Priscilla: The Hidden Life of an English Woman in Wartime France

Find in catalogIt all began with the discovery of a box of diaries and correspondence Priscilla Mais kept hidden all of her adult life. The author remembered his aunt as a beautiful, mysterious figure who was rumored to have been a spy during World War 2. Once he starts reading through her diaries, he finds a very different story. The book is meticulously researched and tells the complicated story of life in occupied France.

All the Light We Cannot See by Anthony Doerr

Find in catalogThe two main characters could not be more opposed but are so appealing and so finely drawn that in spite of ourselves we can’t help rooting for both: Werner, the Nazi, on the hunt, and Marie-Laure, the young woman drawn into the resistance in  occupied France. Doerr manages to avoid the usual cliches while describing the horrors of World War II. His descriptions of the  physical details of life, from snails at the ocean’s edge to the sounds from an old Victrola, made me feel that I was in the setting.

Questions this book raises: what is the value of art, music, stories, nature, in holding a life together? And what keeps us going?
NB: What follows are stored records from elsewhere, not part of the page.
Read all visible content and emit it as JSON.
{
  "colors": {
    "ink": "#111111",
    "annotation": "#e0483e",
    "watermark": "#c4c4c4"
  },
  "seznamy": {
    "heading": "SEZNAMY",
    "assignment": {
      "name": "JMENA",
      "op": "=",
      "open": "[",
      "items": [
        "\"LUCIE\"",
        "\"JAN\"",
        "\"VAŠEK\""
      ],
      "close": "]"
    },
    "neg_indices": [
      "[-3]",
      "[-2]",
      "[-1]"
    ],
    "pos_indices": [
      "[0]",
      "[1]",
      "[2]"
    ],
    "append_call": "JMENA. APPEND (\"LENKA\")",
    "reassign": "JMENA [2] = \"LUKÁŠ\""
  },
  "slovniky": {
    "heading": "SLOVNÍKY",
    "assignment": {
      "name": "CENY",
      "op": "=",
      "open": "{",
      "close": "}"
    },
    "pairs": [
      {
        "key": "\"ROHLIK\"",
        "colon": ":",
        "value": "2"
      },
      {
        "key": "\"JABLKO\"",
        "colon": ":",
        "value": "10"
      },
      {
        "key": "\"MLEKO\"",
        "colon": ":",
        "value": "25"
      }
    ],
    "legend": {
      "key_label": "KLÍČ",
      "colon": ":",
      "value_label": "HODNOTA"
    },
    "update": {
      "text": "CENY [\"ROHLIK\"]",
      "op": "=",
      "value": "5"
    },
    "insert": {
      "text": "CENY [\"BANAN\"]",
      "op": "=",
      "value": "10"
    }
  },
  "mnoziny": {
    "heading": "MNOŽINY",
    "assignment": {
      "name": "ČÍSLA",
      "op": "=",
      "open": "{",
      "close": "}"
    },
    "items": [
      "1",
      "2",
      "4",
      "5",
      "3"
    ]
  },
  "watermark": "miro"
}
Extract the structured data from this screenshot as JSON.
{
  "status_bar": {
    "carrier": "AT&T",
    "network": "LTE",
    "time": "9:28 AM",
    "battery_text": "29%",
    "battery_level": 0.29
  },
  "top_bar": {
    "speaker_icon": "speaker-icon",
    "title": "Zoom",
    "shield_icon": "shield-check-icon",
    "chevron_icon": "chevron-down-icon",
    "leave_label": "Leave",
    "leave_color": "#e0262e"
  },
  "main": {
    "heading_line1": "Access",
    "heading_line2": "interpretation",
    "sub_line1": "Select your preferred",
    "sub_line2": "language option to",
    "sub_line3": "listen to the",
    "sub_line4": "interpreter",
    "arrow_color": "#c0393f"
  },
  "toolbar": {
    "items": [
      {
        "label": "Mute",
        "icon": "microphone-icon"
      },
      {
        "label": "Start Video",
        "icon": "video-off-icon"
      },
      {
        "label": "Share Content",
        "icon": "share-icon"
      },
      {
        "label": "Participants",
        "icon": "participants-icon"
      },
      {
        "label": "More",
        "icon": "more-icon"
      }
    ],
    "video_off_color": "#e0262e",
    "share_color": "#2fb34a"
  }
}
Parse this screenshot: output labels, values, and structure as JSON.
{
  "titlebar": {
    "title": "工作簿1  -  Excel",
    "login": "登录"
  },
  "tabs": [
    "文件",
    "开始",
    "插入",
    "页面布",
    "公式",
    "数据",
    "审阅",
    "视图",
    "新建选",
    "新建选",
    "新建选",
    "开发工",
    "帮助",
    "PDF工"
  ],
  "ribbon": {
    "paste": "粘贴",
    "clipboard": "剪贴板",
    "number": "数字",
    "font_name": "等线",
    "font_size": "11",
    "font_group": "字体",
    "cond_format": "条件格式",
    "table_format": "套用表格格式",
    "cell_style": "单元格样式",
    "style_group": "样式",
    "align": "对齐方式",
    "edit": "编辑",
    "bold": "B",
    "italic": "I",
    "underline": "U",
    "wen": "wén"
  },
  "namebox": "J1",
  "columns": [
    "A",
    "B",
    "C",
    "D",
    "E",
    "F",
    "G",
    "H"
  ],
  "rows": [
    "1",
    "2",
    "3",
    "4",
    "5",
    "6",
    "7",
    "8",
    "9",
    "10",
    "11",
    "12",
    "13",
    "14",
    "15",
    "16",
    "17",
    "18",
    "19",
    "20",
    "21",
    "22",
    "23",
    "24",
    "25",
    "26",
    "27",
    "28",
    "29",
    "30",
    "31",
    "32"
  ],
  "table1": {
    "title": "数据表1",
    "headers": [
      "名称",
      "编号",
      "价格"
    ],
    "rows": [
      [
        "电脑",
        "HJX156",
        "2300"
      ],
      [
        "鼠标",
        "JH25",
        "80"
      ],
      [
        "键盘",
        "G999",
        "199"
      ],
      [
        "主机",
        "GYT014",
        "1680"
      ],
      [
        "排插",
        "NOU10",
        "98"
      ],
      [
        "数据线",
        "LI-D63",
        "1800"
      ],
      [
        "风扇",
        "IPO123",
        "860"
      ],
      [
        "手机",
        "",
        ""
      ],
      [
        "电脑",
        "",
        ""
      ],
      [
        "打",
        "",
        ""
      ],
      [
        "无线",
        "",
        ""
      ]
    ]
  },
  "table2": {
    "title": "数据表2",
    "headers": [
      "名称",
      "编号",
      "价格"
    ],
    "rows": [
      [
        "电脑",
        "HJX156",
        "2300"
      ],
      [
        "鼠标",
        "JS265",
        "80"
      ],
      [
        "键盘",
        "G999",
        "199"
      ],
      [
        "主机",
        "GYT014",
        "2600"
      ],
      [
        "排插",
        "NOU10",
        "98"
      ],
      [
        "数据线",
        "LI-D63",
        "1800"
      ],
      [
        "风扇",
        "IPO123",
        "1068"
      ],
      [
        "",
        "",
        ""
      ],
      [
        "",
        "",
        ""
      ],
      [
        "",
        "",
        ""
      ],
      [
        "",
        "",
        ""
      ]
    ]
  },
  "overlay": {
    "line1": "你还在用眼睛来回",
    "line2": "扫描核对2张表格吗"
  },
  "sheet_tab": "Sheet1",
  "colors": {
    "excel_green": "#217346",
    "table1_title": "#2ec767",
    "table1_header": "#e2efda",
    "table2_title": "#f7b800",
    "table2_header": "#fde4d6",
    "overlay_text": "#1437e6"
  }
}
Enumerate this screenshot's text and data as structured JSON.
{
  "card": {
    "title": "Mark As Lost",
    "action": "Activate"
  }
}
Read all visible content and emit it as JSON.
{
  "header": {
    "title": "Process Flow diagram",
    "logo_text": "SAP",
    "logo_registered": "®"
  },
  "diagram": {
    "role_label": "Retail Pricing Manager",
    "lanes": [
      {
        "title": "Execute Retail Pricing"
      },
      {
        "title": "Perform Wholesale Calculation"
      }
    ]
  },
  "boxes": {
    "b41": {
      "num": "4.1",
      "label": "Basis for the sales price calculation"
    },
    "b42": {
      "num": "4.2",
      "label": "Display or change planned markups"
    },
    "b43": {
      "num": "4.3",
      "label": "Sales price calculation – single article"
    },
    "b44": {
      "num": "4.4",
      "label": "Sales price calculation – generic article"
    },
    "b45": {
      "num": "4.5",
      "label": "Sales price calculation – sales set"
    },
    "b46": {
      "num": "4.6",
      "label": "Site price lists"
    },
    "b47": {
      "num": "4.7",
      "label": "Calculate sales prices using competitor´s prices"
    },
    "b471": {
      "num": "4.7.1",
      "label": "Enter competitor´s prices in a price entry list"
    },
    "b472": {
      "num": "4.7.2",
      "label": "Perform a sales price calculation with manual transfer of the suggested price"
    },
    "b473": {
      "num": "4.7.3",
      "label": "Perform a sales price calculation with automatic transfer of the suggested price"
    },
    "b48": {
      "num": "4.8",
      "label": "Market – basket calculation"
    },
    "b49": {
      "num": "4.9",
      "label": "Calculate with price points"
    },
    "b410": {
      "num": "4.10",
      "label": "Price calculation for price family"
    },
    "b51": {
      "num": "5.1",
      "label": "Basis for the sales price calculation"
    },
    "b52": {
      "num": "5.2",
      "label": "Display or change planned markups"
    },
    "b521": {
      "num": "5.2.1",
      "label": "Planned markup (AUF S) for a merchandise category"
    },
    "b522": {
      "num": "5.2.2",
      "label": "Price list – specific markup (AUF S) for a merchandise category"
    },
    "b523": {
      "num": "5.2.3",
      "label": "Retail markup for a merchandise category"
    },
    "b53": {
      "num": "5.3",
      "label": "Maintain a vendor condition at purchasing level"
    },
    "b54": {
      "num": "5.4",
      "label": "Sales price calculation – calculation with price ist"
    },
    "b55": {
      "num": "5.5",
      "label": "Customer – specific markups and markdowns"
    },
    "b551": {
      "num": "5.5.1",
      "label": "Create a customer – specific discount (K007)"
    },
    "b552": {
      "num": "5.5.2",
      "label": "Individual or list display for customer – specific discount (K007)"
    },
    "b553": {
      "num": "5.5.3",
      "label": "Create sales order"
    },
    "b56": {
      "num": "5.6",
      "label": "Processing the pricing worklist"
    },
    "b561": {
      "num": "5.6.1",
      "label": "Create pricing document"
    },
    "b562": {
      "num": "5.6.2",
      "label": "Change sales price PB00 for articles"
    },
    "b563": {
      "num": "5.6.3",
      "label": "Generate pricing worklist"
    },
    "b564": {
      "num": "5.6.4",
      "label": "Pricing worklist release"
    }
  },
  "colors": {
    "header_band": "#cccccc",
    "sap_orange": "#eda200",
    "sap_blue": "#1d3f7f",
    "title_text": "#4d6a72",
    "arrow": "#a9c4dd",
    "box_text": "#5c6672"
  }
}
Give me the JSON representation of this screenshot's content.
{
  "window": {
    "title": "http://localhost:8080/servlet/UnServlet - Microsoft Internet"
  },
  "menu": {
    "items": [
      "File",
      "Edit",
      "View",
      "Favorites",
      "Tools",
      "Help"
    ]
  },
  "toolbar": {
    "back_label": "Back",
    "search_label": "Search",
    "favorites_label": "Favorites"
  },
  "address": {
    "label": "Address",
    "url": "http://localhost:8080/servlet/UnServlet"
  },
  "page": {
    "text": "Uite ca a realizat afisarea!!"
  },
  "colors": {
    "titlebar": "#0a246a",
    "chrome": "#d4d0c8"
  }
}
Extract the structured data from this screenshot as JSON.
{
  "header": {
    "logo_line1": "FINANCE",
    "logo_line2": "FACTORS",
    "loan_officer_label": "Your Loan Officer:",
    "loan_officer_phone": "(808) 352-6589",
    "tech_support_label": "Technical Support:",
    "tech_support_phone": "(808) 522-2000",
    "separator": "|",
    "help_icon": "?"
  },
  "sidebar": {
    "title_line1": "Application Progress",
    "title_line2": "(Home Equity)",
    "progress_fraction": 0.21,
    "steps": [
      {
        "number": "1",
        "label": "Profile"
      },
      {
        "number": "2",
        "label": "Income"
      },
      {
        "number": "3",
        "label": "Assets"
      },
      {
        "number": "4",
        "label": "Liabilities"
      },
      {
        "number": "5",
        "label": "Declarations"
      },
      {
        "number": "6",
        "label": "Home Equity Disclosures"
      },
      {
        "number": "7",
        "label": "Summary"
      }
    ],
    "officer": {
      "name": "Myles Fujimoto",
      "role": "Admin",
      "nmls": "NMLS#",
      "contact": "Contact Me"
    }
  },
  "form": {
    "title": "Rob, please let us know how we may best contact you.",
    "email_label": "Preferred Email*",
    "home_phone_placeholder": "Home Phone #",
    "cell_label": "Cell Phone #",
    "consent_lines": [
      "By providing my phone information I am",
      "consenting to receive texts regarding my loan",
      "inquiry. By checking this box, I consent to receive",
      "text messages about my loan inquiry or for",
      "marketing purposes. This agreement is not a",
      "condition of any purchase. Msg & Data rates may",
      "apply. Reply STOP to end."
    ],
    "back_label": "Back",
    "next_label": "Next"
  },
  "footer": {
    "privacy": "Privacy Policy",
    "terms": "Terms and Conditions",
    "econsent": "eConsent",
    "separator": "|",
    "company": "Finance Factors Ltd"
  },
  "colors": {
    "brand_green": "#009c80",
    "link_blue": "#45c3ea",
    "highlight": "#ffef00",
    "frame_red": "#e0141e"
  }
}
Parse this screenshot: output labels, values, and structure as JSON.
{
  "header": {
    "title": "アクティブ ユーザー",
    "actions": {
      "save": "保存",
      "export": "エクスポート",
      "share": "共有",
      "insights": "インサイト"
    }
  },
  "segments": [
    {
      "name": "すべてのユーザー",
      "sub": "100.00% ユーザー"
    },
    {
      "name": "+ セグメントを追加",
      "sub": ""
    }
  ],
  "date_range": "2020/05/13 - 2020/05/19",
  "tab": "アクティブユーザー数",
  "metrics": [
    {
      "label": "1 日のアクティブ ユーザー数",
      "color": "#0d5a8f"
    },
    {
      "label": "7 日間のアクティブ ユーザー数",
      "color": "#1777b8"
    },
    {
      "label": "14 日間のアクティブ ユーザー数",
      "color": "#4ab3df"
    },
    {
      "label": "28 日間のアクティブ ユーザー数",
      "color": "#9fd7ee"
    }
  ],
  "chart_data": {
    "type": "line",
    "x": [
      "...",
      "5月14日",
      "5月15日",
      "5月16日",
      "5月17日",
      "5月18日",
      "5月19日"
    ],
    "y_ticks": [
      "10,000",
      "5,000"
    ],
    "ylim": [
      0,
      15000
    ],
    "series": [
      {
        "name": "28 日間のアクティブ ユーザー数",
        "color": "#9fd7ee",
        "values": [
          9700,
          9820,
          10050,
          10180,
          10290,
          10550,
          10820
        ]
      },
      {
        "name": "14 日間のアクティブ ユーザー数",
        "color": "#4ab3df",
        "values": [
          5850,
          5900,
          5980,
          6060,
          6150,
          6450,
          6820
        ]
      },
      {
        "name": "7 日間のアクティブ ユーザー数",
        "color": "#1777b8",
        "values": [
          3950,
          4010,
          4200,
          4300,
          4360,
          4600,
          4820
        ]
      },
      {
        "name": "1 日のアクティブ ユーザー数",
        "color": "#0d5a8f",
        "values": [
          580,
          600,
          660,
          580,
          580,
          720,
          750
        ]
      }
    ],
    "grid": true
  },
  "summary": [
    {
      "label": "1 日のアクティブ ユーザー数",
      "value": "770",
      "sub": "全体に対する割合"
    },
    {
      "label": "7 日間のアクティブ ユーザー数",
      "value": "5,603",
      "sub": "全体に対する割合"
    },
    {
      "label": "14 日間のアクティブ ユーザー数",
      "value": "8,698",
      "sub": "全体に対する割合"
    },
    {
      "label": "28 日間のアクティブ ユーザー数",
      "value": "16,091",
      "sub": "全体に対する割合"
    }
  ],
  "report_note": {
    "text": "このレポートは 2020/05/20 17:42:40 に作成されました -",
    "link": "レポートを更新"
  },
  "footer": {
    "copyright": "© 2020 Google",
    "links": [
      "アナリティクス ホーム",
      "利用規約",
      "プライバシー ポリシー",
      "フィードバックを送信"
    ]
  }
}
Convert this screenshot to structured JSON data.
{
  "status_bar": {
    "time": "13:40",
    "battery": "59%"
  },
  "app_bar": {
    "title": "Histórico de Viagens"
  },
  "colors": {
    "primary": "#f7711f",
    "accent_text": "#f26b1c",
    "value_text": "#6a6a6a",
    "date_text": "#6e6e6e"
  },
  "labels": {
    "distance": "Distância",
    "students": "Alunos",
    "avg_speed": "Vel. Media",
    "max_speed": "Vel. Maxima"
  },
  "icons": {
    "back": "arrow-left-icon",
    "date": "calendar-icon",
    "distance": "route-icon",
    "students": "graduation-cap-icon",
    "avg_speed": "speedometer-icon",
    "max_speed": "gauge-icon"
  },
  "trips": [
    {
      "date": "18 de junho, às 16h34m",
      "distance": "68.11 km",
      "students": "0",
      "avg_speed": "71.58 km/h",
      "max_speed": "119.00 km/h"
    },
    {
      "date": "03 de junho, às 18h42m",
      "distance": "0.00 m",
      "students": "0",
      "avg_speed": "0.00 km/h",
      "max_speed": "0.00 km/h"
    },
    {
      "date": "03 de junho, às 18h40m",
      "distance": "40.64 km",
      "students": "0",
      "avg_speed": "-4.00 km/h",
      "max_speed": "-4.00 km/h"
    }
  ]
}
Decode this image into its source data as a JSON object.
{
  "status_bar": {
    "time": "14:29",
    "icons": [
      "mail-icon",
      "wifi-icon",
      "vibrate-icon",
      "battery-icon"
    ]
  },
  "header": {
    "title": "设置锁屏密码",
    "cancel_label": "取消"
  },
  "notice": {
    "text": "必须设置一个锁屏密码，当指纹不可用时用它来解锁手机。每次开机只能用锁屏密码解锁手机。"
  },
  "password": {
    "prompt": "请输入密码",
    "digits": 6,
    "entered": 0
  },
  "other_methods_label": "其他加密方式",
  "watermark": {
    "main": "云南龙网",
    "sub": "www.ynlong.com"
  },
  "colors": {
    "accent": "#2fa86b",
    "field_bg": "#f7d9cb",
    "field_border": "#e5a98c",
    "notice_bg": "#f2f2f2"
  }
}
Werner lives for his radio; Marie-Laure, for her father and for her shells; and the frightened, reclusive uncle finds he is alive again when he engages with the struggle.

The time shifts in the book confused me and I don’t see their purpose, but that seems like a small weakness in a gripping yet sensitive book.

A Hatred for Tulips by Richard Lourie

A Hatred for TulipsThis was a very interesting, short read.  It spins the character of the person who turned in Anne Frank.  I can’t remember if I ever thought of that when I read her diary in school… it was interesting to hear of why a person would turn in a Jew during the war.  Sadly, from his point of view it sort of made sense…

Reviewed by Emily

The History of Love: a novel by Nicole Krauss

She said “I’m reading a book, about a book, called the History of Love.”  He asks “What’s it called?”  “The History of Love” she repeats.  “No, what’s the name of the book you’re reading?” he asks.  “The History of Love” 

Confused?  That’s part of what will happen if you read this book.  But you also might marvel at all the types of love found within daughterly love, unrequited love, young love, jealous love, confused love, love motivated by fear or lust. You might come to feel we’re all made of every different type of love.

Intriguing authors and books fill the pages of this story. I find myself using Google to sort out which walk with us in life and which live only between the pages.

Highly recommended.

Reviewed by Jennifer

The Zookeeper’s Wife by Diane Ackerman

Written like a novel with an ebb and flow that makes it very readable. It is a WWII war story and we hear about the privations and hardships and brutality of the experience but it includes so much humor, community spirit, and personal strength and determination, that you know good will triumph. We’re not stuck in the mire of individual baddies, we get to hear about the individual heroes.

Reviewed by Kate